Heritage40035Apr 18 2013$8,365Auction listing 
Footnotes :

The information about the Apollo 15 Flown Sieger Covers contained within this report was compiled from the most trusted sources currently recognized on the subject within the space-collecting genre, especially Ken Havekotte and Bob McLeod.

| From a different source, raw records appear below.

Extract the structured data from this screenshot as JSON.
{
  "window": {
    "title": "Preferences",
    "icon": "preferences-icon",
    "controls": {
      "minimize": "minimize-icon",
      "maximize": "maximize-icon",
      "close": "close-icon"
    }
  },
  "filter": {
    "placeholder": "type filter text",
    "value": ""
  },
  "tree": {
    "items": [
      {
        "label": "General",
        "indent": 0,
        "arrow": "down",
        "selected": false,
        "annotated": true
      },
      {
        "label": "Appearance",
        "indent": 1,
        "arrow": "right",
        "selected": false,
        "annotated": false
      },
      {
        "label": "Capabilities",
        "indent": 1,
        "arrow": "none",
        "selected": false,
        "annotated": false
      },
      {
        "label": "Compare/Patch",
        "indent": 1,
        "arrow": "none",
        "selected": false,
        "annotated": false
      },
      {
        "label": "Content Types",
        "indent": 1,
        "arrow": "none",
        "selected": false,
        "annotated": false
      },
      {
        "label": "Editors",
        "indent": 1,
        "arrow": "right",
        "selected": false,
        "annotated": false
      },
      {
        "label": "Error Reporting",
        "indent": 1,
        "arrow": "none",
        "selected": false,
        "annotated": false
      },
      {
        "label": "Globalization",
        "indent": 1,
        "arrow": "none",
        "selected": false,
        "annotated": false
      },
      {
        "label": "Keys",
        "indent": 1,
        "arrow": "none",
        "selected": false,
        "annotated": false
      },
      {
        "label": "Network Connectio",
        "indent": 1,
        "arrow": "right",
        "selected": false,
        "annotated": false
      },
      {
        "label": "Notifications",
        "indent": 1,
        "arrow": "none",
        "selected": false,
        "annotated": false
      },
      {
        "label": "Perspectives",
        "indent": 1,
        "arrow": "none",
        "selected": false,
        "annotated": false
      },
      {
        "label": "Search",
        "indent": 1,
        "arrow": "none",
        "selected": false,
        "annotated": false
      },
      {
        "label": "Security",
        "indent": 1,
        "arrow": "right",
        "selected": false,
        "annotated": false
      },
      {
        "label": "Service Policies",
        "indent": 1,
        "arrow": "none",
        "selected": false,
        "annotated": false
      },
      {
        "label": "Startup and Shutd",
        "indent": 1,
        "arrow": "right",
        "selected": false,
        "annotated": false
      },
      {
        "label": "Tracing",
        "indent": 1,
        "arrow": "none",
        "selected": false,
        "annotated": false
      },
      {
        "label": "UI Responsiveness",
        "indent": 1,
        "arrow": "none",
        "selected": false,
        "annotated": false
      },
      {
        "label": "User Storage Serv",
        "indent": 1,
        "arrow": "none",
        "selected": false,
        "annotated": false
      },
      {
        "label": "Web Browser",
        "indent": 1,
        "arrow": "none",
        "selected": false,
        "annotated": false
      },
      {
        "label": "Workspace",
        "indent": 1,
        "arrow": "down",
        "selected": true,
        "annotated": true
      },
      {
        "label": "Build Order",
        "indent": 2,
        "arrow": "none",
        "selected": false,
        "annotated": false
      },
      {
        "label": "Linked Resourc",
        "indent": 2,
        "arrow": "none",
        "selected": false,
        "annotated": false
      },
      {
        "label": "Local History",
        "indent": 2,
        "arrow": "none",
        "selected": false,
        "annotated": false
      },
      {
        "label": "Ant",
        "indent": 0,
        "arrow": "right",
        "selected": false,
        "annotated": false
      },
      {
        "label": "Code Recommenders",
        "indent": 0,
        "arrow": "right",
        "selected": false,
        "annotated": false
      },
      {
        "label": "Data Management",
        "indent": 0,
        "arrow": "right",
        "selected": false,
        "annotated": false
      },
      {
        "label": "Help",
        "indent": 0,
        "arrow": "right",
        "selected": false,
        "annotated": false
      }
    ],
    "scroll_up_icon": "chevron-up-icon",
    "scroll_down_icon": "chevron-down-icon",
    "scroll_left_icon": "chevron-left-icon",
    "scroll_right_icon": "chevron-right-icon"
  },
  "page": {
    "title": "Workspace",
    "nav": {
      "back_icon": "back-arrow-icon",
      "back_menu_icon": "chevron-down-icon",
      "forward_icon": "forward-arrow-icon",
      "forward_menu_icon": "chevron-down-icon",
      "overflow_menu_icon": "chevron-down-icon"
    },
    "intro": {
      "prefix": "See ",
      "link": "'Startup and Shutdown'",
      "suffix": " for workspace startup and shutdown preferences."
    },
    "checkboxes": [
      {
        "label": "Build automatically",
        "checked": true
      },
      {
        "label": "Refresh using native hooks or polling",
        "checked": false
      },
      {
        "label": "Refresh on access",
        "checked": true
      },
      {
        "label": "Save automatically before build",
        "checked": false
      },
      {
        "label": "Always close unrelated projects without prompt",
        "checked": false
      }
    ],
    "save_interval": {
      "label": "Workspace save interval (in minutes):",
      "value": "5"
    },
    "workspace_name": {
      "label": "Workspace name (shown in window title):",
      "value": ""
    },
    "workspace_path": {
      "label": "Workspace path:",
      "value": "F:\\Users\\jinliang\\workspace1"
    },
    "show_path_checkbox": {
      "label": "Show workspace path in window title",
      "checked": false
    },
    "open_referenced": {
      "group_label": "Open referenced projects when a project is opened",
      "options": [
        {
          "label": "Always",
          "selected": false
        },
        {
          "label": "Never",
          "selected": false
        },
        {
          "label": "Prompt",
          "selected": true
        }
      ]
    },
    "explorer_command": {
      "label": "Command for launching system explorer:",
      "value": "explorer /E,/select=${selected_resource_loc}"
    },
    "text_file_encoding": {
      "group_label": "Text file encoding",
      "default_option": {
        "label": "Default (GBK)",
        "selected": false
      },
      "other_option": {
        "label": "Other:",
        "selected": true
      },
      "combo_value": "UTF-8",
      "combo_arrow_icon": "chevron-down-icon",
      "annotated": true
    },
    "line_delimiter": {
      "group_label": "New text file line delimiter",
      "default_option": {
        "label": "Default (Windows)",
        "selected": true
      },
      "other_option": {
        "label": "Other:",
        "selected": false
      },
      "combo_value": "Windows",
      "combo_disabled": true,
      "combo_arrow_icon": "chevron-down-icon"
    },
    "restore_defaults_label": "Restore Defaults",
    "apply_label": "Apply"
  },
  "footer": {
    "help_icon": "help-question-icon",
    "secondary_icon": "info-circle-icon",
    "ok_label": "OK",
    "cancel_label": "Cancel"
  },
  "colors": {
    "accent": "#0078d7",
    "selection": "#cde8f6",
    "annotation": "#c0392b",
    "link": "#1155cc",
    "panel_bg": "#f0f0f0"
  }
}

All information is believed accurate but there is no guarantee that there are no errors and/or omissions, and the authors and contributors take no responsibility for any losses that can occur by anyone attempting to purchase any of these covers based on the information provided here. Furthermore, the authors and contributors make no recommendations to buy, sell trade or otherwise deal in these covers. The information is provided strictly for informational purposes.

References :

CollectSpace.com article on Sieger covers

Sebile Flickr archive

"Mail from the Moon"The British Postal Museum & Archive

Legal Disclaimer:

While every effort is made to ensure that the content of this website is accurate, the website is provided “as is” and I make no representations or warranties in relation to the accuracy or completeness of the information found on it. Nothing on this website should be taken to constitute professional advice or a formal recommendation and the author excludes all representations and warranties relating to the content and use of this site.

In no event shall the author be liable for any incidental, indirect, consequential or special damages of any kind, or any damages whatsoever, including, without limitation, those resulting from loss of profit, goodwill, income, or anticipated savings, whether or not advised of the possibility of such damage, arising out of or in connection with the use of this website or any linked websites.

< Previous Guide [ Back to the Guide ] Next Guide >